Soveron: Good night, at least for now.

The hallways are nice here.

Angel Fermin Funes: This is Angel, we’ve been visiting him for a long time. Look, Angelito. Say “hello.” He is Angel. He’s very smart, he knows a lot of things.

Angelito: I send greetings for all my friends. I will hold you up, put your arms around me.

Fermin Funes: Come on, Angel! Let’s go to the balcony! Be careful with his foot. Put the chair there.

Paola Villareal: His finger is stuck. Look, he is scared!

[Everybody laughing]

I was helped a lot. He went through many stages, some of which were very traumatic. The longest hospitalization he had here was six months last year. We were only away for two and a half months.

So, we see them every Friday. The support they give us every Friday is priceless. He also tells me that when he gets better, he wants to be one of them. He waits for Payamedicos every Friday.

[Video from Villareal]

Fermin Funes: It brings you back again, it brings you back. You just saw Angel.

He’s been here since he was a kid for a long time, back and forth, back and forth.

[Video from Villareal]

And every time we meet him, he’s one of us. And he says he wants to be our friend, he’s one of us.  Many don’t like clowns.

[Therapists and Angel on balcony]

Fermin Funes: Let’s put this one up. I’ll put this one up if you like it.

I don’t like clowns very much. But there are people who love it, who smile a lot.

Jorge Alarcon: It’s cute, very cute. Laughing is always the nicest thing. You have to do it every day. You have to smile and be always happy. That helps the soul a lot.

Soveron: We can’t get out because we get super enlarged. We go super enlarged.

Alarcon: Yes, always. On Fridays we are waiting for them. Everyone, not just me. Because it’s going to give you immense joy to see them. The kind of positive vibe they put on everything. The truth is that it doesn’t pay for itself with anything.  It’s beautiful to feel all the love they give us.

Soveron: Let’s put it right here. Very good, Jorge!

And how do you feel when they leave?

Alarcon: You’re relieved, you’re happy. Like all the bad things that you had are forgotten and you’re really happy.

Go! Go forward! All is possible! Everything is possible with love and joy. Today we are transformed.

Soveron: Kisses to all! Thanks a lot!

Pellucchi: When you leave, you have to leave in a way that feels like you’re coming back. Because for  a lot of patients there, it’s the last time they really see you.

[Therapists leave from elevator and greet to camera]

Therapists: Hello!

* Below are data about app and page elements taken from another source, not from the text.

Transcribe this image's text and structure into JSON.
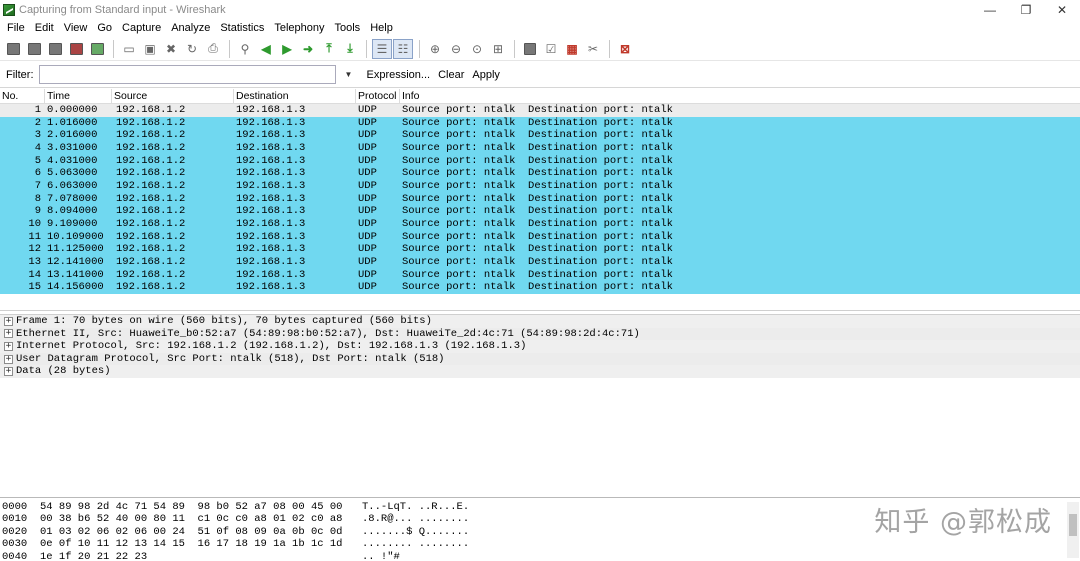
{
  "window": {
    "title": "Capturing from Standard input - Wireshark",
    "controls": [
      "—",
      "❐",
      "✕"
    ]
  },
  "menu": [
    "File",
    "Edit",
    "View",
    "Go",
    "Capture",
    "Analyze",
    "Statistics",
    "Telephony",
    "Tools",
    "Help"
  ],
  "filter": {
    "label": "Filter:",
    "value": "",
    "expression_label": "Expression...",
    "clear_label": "Clear",
    "apply_label": "Apply"
  },
  "packet_list": {
    "columns": [
      "No.",
      "Time",
      "Source",
      "Destination",
      "Protocol",
      "Info"
    ],
    "rows": [
      {
        "no": "1",
        "time": "0.000000",
        "src": "192.168.1.2",
        "dst": "192.168.1.3",
        "proto": "UDP",
        "info": "Source port: ntalk  Destination port: ntalk"
      },
      {
        "no": "2",
        "time": "1.016000",
        "src": "192.168.1.2",
        "dst": "192.168.1.3",
        "proto": "UDP",
        "info": "Source port: ntalk  Destination port: ntalk"
      },
      {
        "no": "3",
        "time": "2.016000",
        "src": "192.168.1.2",
        "dst": "192.168.1.3",
        "proto": "UDP",
        "info": "Source port: ntalk  Destination port: ntalk"
      },
      {
        "no": "4",
        "time": "3.031000",
        "src": "192.168.1.2",
        "dst": "192.168.1.3",
        "proto": "UDP",
        "info": "Source port: ntalk  Destination port: ntalk"
      },
      {
        "no": "5",
        "time": "4.031000",
        "src": "192.168.1.2",
        "dst": "192.168.1.3",
        "proto": "UDP",
        "info": "Source port: ntalk  Destination port: ntalk"
      },
      {
        "no": "6",
        "time": "5.063000",
        "src": "192.168.1.2",
        "dst": "192.168.1.3",
        "proto": "UDP",
        "info": "Source port: ntalk  Destination port: ntalk"
      },
      {
        "no": "7",
        "time": "6.063000",
        "src": "192.168.1.2",
        "dst": "192.168.1.3",
        "proto": "UDP",
        "info": "Source port: ntalk  Destination port: ntalk"
      },
      {
        "no": "8",
        "time": "7.078000",
        "src": "192.168.1.2",
        "dst": "192.168.1.3",
        "proto": "UDP",
        "info": "Source port: ntalk  Destination port: ntalk"
      },
      {
        "no": "9",
        "time": "8.094000",
        "src": "192.168.1.2",
        "dst": "192.168.1.3",
        "proto": "UDP",
        "info": "Source port: ntalk  Destination port: ntalk"
      },
      {
        "no": "10",
        "time": "9.109000",
        "src": "192.168.1.2",
        "dst": "192.168.1.3",
        "proto": "UDP",
        "info": "Source port: ntalk  Destination port: ntalk"
      },
      {
        "no": "11",
        "time": "10.109000",
        "src": "192.168.1.2",
        "dst": "192.168.1.3",
        "proto": "UDP",
        "info": "Source port: ntalk  Destination port: ntalk"
      },
      {
        "no": "12",
        "time": "11.125000",
        "src": "192.168.1.2",
        "dst": "192.168.1.3",
        "proto": "UDP",
        "info": "Source port: ntalk  Destination port: ntalk"
      },
      {
        "no": "13",
        "time": "12.141000",
        "src": "192.168.1.2",
        "dst": "192.168.1.3",
        "proto": "UDP",
        "info": "Source port: ntalk  Destination port: ntalk"
      },
      {
        "no": "14",
        "time": "13.141000",
        "src": "192.168.1.2",
        "dst": "192.168.1.3",
        "proto": "UDP",
        "info": "Source port: ntalk  Destination port: ntalk"
      },
      {
        "no": "15",
        "time": "14.156000",
        "src": "192.168.1.2",
        "dst": "192.168.1.3",
        "proto": "UDP",
        "info": "Source port: ntalk  Destination port: ntalk"
      }
    ]
  },
  "details": [
    "Frame 1: 70 bytes on wire (560 bits), 70 bytes captured (560 bits)",
    "Ethernet II, Src: HuaweiTe_b0:52:a7 (54:89:98:b0:52:a7), Dst: HuaweiTe_2d:4c:71 (54:89:98:2d:4c:71)",
    "Internet Protocol, Src: 192.168.1.2 (192.168.1.2), Dst: 192.168.1.3 (192.168.1.3)",
    "User Datagram Protocol, Src Port: ntalk (518), Dst Port: ntalk (518)",
    "Data (28 bytes)"
  ],
  "bytes": [
    {
      "offset": "0000",
      "hex": "54 89 98 2d 4c 71 54 89  98 b0 52 a7 08 00 45 00",
      "ascii": "T..-LqT. ..R...E."
    },
    {
      "offset": "0010",
      "hex": "00 38 b6 52 40 00 80 11  c1 0c c0 a8 01 02 c0 a8",
      "ascii": ".8.R@... ........"
    },
    {
      "offset": "0020",
      "hex": "01 03 02 06 02 06 00 24  51 0f 08 09 0a 0b 0c 0d",
      "ascii": ".......$ Q......."
    },
    {
      "offset": "0030",
      "hex": "0e 0f 10 11 12 13 14 15  16 17 18 19 1a 1b 1c 1d",
      "ascii": "........ ........"
    },
    {
      "offset": "0040",
      "hex": "1e 1f 20 21 22 23",
      "ascii": ".. !\"#"
    }
  ],
  "watermark": "知乎 @郭松成",
  "colors": {
    "udp_row": "#70d8f0",
    "selected_row": "#ececec"
  }
}
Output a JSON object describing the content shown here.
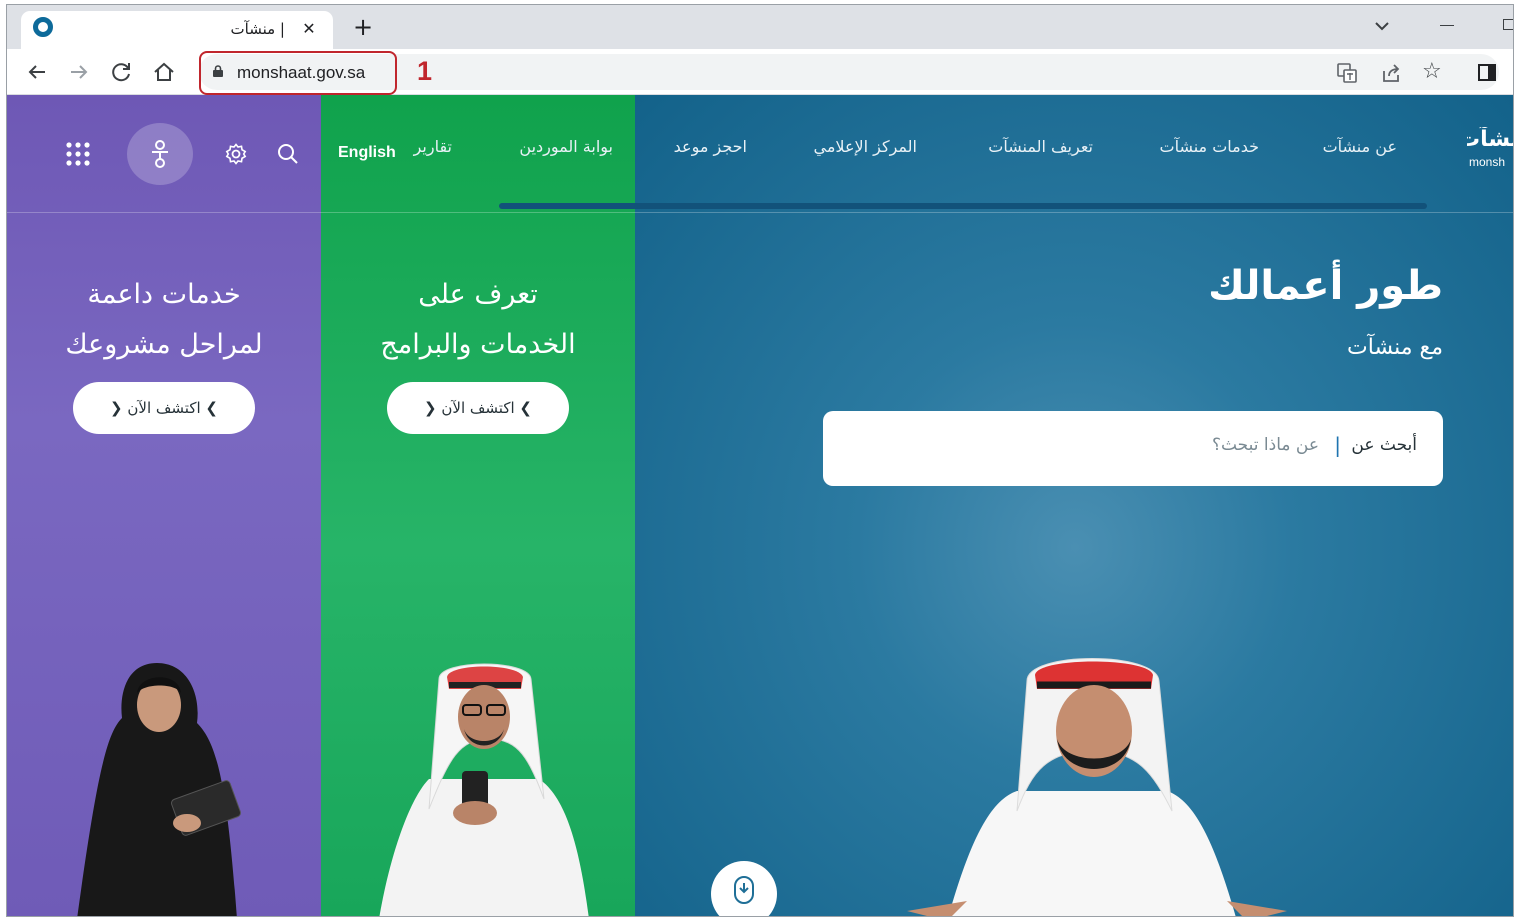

Filmed in Buenos Aries in February 2023 with the with the support of local reporter María Florencia Cotignola. Sijing Yang and Chloe Xu are graduate students in the video & broadcast specialization. Connect with Sijing on LinkedIn. Connect with Chloe on LinkedIn.